Anna Kondakhchyan Humanitarian, ICT4D, Protection, Refugees and IDPs

Anna Kondakhchyan shares the findings of new research, Biometrics in the Humanitarian Sector, which looks into the benefits and risks of using biometric technology to register people to receive humanitarian aid.

How would you feel if refusal to submit your biometric data meant you were excluded from the provision of humanitarian assistance?

Biometrics, the measurement of human characteristics through technology such as iris scanning, facial recognition and fingerprint scanning, can be a polarising topic. Fans of the technology praise its huge potential to combat fraud and streamline service delivery in low-resource settings, while others point to the significant risks to privacy resulting from collecting and storing this precious personal information.

Current use of biometrics in the aid sector

There are concerns that gathering this sensitive data could put refugees at risk, if the data got into the hands of their persecutors.
A recent illustration of how polarising the subject can be comes from the Rohingya crisis response in Bangladesh. Since August an estimated 688,000 Rohingya refugees have gathered in camps in a border area known as Cox’s Bazar. Humanitarian agencies, have been working with the Bangladeshi government to coordinate everything from food distribution to treating the wounded. To facilitate this immense and complex relief effort biometric identification systems are being used. Yet, there are concerns that gathering this sensitive data could put refugees at risk, if the data got into the hands of their persecutors.

As Oxfam, we purposely chose not to be an early adopter in this space with a self-imposed moratorium on the use of biometrics in 2015. Since then there have been a number of developments that have led us to consider the possibility of introducing secure, ethical and cost-effective use of biometric technology in our programmes in the future. So, in November we kicked off a research project to help inform our choice of whether to use or not to use biometrics. We teamed up with the Engine Room an international non-profit organisation that supports social change organisations to increase their impact by putting data and technology to strategic use.

After a few busy months, involving interviews with internal and external stakeholders from the international development sector, the biometric industry experts and practitioners, and debate among the Responsible Data community, the report on the findings is about to be published. It is released as the 2nd MERLTech conference takes place in London, where Oxfam will be running a session with others to examine the biometrics question from three angles: operational, responsible data and privacy, and culture.

The report starts by examining the external context around use of biometric technology in the sector, considers the benefits and potential harms, and then goes on to outline use cases where biometrics could be helpful, given Oxfam’s broad position.

What has changed in the last two years?

  • Biometric deployment in the development and humanitarian context is now widespread and expanded beyond the remit of UNHCR and WFP-led implementations to other actors
  • International donors put increased pressure to integrate biometrics into aid delivery to demonstrate the effectiveness of humanitarian interventions
  • Preference for distributing cash to people in emergencies, rather than distributing food and other essentials, continues to grow, which places even greater pressure on humanitarian actors to monitor and demonstrate traceability of distribution

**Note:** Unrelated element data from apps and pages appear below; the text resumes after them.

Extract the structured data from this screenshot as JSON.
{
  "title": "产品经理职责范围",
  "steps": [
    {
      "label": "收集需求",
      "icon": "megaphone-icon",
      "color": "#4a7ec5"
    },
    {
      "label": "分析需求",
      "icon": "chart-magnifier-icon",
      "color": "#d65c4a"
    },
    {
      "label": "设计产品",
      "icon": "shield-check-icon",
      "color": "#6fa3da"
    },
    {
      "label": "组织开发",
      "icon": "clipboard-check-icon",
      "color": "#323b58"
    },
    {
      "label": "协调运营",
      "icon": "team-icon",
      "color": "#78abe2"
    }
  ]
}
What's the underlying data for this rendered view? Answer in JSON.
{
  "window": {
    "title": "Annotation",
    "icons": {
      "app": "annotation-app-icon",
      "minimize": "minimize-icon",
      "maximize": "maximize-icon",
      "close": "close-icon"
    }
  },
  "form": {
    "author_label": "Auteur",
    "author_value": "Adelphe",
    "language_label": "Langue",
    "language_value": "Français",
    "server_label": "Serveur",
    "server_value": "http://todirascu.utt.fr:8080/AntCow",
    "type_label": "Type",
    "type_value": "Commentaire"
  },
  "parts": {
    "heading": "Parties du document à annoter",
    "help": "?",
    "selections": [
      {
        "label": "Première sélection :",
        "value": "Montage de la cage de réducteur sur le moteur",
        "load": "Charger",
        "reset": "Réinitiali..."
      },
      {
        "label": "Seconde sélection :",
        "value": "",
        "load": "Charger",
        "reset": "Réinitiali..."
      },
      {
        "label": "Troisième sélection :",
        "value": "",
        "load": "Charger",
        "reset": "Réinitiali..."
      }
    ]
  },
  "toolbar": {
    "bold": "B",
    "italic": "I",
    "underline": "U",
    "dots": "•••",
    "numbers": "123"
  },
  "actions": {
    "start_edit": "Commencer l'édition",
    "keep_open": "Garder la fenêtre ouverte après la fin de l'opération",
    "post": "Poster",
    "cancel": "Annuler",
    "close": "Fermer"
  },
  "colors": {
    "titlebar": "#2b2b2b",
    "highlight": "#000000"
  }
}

The report argues that amid pushes for innovation, the humanitarian sector has been home to ‘experimental’ uses of technology for technologies’ sake. Biometrics fall in this category.

At the same time, external trends point to greater integration of biometrics with public services like voting, as is the case in at least 42 countries worldwide, or key services, like purchasing mobile phone sim cards. This, coupled with often nascent regulatory environments when it comes to data protection, is cause for concern in the sector and beyond.

Biometrics and fraud

When we set out to do this research, the most frequent justification we heard for why biometrics should be used in humanitarian aid delivery was that its use enhances accuracy and reduces fraud. While a good number of stakeholders interviewed by the Engine Room perceived fraud to be a real problem, they were unable to put the problem into figures. Furthermore, although investment in biometric systems has increased, the research found ‘there has been no effort on the part of key user-organisations to compare the cost of instituting biometrics systems with the cost of fraud to the organisations’.

The deterrent effect of biometrics

The report further examines in some detail both positive and negative impacts of using biometrics in humanitarian aid delivery. Crucially, it considers potential unintended exclusionary aspects of using biometric technology, in particular where acquiring samples can be more difficult for persons of darker skin colour or persons who carry out hard manual labour or have disabilities. Or persons, who for cultural or other reasons may be reluctant to submit to providing biometric samples.

We will be reviewing what this means for how we engage with biometrics going forward and, if we do, then how best to mitigate the risks, outlined in the report.

Are you weighing up the pros and cons of biometric usage? We’d love to hear from you, comment below.


Rosa Polaschek

Rosa is a New Zealand qualified lawyer with an interest in corporate accountability. She is currently working in Oxfam GB’s Private Sector Policy team on business and human rights developments.